“One must bear in mind that Sweden has had very few colonies and those few were lost long ago. Immigration to Sweden has been mostly by 'tradecraft experts' like Germans in the middle ages, Vallonians and Dutch in the 1600s, Italians and Yugoslavs in the 1960s and 70s. In the 70s and up until now immigration has been mainly refugees. Palestinians, Chileans, people from the Middle East. One and a half million people in Sweden are first or second generation immigrants.
Sweden has transformed since I was a kid. In my class in 'grundskolan' we had one Korean girl, adopted of course. Of roughly 150 (five 'classes') of us in ninth grade at Folkungaskolan there were less than five non-European children.
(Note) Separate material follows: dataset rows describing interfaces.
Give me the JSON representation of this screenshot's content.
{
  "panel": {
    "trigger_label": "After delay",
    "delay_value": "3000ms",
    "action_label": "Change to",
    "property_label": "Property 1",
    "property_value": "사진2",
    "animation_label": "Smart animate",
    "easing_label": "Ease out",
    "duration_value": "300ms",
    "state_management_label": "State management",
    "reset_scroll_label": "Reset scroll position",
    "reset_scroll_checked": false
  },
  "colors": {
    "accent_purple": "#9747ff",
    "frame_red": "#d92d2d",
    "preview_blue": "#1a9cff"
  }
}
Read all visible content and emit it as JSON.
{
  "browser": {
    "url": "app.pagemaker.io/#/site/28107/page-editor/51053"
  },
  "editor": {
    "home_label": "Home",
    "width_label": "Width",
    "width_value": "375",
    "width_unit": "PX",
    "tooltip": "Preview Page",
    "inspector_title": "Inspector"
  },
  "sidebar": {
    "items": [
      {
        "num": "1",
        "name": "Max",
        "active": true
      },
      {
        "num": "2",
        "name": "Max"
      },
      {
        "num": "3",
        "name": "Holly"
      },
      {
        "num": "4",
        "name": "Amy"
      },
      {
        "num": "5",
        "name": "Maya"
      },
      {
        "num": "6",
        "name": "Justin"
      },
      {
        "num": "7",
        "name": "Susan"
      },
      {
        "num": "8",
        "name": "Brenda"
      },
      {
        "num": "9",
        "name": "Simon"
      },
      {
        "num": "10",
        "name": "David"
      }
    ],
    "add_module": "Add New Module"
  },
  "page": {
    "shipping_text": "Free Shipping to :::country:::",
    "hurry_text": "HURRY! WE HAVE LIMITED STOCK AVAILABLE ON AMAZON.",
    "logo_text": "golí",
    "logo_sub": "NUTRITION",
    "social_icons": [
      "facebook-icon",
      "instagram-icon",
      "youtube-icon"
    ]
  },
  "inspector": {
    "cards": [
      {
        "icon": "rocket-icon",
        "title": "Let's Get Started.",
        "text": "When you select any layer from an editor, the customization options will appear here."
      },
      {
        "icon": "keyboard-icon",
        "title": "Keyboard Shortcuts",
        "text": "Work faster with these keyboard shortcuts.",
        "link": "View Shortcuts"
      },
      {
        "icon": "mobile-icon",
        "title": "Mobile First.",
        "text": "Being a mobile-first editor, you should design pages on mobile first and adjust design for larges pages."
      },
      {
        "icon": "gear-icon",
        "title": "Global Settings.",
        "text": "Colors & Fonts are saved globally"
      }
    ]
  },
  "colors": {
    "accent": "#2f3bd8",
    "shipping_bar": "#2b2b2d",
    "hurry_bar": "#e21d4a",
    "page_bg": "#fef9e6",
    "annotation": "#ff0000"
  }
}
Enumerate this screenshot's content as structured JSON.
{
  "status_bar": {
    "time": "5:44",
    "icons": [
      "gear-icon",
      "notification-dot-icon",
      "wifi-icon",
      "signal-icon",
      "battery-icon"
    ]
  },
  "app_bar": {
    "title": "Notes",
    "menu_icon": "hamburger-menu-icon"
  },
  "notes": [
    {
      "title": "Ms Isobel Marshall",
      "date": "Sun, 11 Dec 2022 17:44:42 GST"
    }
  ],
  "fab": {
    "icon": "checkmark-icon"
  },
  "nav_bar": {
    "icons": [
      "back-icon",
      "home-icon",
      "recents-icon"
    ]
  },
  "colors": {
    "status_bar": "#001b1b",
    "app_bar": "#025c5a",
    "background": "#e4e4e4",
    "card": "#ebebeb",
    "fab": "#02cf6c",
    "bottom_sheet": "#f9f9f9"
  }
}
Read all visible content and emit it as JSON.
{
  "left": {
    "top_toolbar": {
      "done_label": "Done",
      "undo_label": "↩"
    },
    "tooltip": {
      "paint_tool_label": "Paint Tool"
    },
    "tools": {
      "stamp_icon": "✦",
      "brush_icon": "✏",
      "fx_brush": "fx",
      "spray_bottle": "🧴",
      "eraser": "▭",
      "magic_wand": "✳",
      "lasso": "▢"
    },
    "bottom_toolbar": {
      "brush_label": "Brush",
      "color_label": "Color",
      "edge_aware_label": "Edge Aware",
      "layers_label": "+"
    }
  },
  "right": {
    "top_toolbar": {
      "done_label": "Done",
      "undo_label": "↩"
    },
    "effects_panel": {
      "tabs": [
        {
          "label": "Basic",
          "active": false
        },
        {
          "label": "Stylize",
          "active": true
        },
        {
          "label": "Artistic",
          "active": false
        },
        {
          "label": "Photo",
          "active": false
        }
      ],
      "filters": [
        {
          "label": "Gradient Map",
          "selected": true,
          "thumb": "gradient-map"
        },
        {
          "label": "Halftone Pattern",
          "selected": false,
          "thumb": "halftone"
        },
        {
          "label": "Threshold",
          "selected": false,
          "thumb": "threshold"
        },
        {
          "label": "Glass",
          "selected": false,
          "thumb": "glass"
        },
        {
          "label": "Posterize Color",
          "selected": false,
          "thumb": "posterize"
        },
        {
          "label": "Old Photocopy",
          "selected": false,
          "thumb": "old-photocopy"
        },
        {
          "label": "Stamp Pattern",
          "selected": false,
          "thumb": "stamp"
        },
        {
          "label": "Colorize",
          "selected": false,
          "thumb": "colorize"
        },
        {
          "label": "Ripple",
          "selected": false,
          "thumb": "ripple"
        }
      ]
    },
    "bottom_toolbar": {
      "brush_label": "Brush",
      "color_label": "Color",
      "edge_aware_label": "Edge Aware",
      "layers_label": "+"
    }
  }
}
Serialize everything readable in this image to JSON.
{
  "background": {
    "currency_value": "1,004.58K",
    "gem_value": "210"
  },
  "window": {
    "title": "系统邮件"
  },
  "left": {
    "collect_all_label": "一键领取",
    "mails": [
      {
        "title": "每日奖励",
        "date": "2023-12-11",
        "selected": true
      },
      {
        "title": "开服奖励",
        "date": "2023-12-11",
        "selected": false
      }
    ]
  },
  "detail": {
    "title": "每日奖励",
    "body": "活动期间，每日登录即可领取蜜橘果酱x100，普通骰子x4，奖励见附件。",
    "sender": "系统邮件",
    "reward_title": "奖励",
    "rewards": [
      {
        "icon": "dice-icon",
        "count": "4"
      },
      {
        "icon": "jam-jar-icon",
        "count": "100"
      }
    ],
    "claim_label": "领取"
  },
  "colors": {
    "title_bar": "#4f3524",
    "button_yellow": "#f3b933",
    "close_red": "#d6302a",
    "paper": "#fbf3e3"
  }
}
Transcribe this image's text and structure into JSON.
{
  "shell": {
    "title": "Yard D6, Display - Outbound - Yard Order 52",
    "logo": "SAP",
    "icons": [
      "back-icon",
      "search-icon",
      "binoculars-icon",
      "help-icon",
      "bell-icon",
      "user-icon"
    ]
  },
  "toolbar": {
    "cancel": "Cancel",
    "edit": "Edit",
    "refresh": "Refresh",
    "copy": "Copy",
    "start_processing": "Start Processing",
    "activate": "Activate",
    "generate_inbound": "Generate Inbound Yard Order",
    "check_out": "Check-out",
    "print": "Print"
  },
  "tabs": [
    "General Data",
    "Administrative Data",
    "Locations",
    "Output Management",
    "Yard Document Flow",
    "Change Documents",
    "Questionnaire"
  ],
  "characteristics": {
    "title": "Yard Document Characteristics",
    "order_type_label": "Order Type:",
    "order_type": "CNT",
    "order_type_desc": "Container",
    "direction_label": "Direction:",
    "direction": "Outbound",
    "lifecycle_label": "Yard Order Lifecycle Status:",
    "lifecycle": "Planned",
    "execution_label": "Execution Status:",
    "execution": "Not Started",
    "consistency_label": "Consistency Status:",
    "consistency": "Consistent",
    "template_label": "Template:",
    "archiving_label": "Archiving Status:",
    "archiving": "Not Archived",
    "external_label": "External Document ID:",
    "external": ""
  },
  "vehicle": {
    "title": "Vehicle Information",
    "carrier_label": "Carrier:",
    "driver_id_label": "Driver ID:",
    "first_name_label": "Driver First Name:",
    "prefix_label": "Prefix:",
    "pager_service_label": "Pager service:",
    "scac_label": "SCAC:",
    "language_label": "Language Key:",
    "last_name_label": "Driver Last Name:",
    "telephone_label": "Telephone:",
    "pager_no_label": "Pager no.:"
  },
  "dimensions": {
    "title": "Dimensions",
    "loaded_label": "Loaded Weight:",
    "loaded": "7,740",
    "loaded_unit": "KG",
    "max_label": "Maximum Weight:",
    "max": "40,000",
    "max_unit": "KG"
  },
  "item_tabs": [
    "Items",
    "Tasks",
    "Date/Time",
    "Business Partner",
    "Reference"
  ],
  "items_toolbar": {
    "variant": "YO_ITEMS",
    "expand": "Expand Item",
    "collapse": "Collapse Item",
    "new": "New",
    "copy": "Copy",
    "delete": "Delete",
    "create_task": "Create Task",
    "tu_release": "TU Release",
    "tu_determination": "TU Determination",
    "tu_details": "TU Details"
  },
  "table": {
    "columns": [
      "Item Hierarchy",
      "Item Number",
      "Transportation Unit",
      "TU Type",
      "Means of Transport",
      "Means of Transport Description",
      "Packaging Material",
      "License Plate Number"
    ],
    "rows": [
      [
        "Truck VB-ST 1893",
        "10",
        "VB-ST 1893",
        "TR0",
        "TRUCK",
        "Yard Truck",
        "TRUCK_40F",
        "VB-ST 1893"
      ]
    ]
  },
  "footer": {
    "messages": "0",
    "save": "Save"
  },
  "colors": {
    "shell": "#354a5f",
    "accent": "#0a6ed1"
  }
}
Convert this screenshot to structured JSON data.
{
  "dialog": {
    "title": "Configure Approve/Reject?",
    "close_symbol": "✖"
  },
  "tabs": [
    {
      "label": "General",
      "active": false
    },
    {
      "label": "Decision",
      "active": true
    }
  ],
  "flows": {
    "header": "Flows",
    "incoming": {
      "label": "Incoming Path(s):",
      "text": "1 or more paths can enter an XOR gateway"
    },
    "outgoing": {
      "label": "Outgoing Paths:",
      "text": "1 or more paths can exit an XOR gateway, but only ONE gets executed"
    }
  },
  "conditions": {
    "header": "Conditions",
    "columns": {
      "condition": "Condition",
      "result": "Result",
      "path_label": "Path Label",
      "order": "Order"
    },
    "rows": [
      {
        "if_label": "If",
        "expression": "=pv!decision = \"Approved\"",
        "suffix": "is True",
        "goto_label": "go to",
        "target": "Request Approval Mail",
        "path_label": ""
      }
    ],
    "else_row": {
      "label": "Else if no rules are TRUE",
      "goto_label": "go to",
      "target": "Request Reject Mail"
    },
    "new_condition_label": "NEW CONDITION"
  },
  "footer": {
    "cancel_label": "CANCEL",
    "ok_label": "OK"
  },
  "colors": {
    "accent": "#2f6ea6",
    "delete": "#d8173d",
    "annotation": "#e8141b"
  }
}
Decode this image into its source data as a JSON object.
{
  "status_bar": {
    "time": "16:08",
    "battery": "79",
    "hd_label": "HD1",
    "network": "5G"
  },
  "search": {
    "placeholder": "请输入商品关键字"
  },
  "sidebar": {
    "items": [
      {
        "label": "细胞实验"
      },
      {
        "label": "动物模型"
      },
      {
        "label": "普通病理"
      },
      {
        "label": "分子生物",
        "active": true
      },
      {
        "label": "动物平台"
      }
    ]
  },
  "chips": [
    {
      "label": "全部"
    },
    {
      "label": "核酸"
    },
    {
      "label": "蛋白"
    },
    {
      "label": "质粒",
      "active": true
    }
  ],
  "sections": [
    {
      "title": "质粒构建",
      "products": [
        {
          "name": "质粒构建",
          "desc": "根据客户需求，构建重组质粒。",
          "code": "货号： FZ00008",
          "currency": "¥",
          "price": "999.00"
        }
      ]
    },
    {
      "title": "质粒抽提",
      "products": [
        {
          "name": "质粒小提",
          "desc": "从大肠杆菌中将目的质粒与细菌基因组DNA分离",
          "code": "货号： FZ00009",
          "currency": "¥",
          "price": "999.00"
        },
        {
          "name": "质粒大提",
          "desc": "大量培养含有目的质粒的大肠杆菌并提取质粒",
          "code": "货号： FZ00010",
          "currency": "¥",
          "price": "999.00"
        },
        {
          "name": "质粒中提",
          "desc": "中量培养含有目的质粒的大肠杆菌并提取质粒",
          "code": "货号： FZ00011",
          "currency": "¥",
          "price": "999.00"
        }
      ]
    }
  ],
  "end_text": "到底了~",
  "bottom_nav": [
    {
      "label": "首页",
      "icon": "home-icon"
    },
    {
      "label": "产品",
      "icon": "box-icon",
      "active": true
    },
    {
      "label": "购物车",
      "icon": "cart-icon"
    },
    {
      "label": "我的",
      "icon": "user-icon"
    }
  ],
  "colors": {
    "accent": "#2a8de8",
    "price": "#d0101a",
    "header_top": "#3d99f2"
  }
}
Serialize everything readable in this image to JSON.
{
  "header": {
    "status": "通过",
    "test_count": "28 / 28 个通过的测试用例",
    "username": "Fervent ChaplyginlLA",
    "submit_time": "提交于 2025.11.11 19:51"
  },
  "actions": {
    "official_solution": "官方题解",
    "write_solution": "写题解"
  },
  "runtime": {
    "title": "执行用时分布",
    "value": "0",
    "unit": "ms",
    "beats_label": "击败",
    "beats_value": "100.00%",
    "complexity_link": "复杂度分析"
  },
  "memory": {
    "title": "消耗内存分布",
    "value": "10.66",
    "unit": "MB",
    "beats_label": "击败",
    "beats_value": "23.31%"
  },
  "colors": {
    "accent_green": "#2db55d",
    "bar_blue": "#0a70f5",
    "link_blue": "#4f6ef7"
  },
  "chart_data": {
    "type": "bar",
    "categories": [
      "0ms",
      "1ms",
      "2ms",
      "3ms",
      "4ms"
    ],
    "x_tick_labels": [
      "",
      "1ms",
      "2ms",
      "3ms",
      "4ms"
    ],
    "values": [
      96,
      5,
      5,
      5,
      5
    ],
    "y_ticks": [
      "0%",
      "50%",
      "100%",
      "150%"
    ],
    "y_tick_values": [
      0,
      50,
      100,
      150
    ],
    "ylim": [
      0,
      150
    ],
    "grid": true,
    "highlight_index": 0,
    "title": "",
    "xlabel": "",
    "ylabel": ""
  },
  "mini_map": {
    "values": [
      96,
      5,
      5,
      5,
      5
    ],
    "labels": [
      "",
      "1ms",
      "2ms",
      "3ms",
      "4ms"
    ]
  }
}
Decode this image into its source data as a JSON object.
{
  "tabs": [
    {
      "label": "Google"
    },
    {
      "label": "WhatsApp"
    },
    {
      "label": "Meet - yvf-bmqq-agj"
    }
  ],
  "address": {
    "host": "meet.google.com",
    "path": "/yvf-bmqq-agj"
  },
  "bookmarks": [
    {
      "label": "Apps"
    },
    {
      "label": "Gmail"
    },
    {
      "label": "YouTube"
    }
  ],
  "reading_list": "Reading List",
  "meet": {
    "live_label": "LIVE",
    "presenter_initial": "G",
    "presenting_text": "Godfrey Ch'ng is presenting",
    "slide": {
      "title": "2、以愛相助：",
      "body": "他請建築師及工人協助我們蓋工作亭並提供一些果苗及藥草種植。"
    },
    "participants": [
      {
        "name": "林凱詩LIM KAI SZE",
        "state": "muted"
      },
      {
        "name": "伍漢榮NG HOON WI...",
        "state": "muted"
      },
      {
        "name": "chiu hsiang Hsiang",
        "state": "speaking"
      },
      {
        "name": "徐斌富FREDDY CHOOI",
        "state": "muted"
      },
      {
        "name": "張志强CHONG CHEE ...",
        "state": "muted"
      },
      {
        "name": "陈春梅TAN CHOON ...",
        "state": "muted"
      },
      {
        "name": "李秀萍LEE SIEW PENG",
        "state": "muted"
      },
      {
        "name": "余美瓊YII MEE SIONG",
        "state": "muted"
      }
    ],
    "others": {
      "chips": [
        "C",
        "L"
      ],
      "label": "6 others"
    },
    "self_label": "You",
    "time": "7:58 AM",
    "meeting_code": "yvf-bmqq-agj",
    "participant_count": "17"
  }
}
This was 1990. Now you can't find a single class in school with less than a third of non-Europeans. So I can't agree that the racial homogeneity remains the same. But it is true that only one-sixth of the Swedish population is non-European.
Racism, yes we have it. You'd be hard-pressed to find it though, because if you ask someone he'd most likely answer the politically correct way. Many would however add the phrase 'I'm not a racist, but...' The fact that all these immigrants have all arrived here over the last three decades, most after 1990 even, when the economy has been less-than-stable and the policies of how to integrate these people into Swedish society have been amateur, at best, makes us a bit skeptical about immigration, some even of immigrants. Myself? I think we shouldn't accept more immigrants than we can take care of, because that would be a sure way of creating a racist problem. Non-integrated, unemployed immigrants who live in their own parts of town and are overrepresented in the criminal statistics are the result of the policies employed since the 1970s and there must be a change, for their own sakes.
You mention Jews, or rather the absence of them, in your blog. I beg to differ, since I personally know several. Before 1750 there were no Jews in Sweden. Not one. This is because the strict laws on religion forbade all faiths except the 'true holy Lutheran' faith preached by the church of Sweden.”
I think that’s enough for now. If you made it this far, you’re probably better than most. Until next week, “Hej då” from Linköping.
(Pictures above are some of the students with whom I work, both Swedish and international. They generally like to get some representation on the blog, if they're aware of it, but I'm not sure this topic was what they had in mind.....The last one if of Jonas Morling, of whom I am now a proud Facebook fan club member.)